— Source records —
···

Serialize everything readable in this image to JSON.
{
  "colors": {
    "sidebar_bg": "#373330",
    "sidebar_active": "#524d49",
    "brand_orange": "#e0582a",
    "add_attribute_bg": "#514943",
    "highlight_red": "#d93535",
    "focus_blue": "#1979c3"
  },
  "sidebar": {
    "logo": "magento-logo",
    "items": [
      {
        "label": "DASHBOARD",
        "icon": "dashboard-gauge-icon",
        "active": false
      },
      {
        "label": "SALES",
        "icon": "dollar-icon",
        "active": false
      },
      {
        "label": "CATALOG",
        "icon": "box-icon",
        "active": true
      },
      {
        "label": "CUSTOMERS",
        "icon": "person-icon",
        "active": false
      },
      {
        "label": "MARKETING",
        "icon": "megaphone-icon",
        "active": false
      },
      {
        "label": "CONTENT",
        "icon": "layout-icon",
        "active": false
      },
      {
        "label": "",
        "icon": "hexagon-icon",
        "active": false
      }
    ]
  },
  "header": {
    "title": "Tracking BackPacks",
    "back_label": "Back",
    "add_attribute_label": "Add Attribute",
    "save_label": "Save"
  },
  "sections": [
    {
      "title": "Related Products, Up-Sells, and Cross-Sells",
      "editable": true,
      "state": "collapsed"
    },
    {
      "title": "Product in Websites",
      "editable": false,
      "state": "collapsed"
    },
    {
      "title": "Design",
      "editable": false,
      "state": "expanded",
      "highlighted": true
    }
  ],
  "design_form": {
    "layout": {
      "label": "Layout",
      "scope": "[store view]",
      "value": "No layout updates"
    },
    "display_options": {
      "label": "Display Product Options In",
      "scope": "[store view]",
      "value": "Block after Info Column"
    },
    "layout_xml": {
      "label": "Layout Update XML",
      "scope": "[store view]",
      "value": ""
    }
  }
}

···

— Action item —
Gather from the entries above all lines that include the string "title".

— Response to this exercise —
    "title": "Tracking BackPacks",
      "title": "Related Products, Up-Sells, and Cross-Sells",
      "title": "Product in Websites",
      "title": "Design",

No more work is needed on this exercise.